Chris Downey
Okay, now we're getting some lore. That steam engine, also known as an aeolipile, is a real thing (although I drew it from memory, then realized I wasn't accurate after it was drawn. Ah, well), as is Heron, who is also sometimes known as Herod. And he really did only see the aeolipile as a toy. Sometimes I wonder where we'd be if he'd actually realized its implications.


JayyLyn 13th Oct 2016 edit delete reply
looks like i've got a lot of catching up to do <:'D but it looks like a really awesome story so far! can't wait to read more!
Chris Downey 13th Oct 2016 edit delete reply
Chris Downey
Thanks! I hope you enjoy reading it as much as I have writing it!
It's amazing what ancient civilizations did, and had, which we are only now even so much as beginning to recreate. And have been for centuries, recreating what our ancestors (or sometimes, who our ancestors wiped out) had managed well before we did.

Charting the stars accurately, sailing the world, medical knowledge to treat ailments, SO much of that knowledge lost because of ignorance, arrogance, and savagery.
Chris Downey 14th Oct 2016 edit delete reply
Chris Downey
One of my particular favorites is Roman concrete. They built free-standing concrete domes that are still standing today, over 1500 years later, while we, with our nice, modern building materials and steel reinforcement bars, are unable to make a concrete building last 50 years. The fact that their buildings have stood for so long, and that we are unable to match their prowess, is amazing to me.

I'm also a big fan of the Antikythera Mechanism. We've made some recent breakthroughs in it, and we're reasonably sure it was used to track the motion of stars, but it's still an incredibly intricate thing for how old it is.

Ancient man was brilliant. It's so easy for us to make new things, because someone else gave us the machines that let us advance. But those who lived deep in the past, they had nothing. We stand on the shoulders of giants.
A commonly-held perception is that people of the past were dumb, that the current generation is smarter than the last.
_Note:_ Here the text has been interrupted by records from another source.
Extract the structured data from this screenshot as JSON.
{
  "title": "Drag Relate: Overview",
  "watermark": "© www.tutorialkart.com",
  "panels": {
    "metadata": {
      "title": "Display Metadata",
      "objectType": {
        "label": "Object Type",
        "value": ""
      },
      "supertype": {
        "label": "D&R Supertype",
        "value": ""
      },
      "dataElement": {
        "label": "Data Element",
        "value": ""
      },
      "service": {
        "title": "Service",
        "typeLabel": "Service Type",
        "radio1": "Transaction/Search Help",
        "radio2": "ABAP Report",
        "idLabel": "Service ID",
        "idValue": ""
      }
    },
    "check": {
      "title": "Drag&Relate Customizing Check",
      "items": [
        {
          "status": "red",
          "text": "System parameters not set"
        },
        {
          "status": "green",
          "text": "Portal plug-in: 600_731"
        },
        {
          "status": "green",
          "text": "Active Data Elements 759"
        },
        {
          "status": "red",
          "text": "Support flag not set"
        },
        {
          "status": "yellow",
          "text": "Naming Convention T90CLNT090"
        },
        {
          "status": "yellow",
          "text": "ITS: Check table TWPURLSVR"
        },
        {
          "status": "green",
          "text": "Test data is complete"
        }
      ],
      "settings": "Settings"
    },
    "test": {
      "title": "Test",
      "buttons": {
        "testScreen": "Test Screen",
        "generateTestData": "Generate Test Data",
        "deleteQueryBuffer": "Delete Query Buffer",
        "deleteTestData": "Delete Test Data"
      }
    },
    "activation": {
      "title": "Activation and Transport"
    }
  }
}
But I've always held the opposite to be true: the later generations had it much easier than their forefathers because their forefathers went and did all of that work.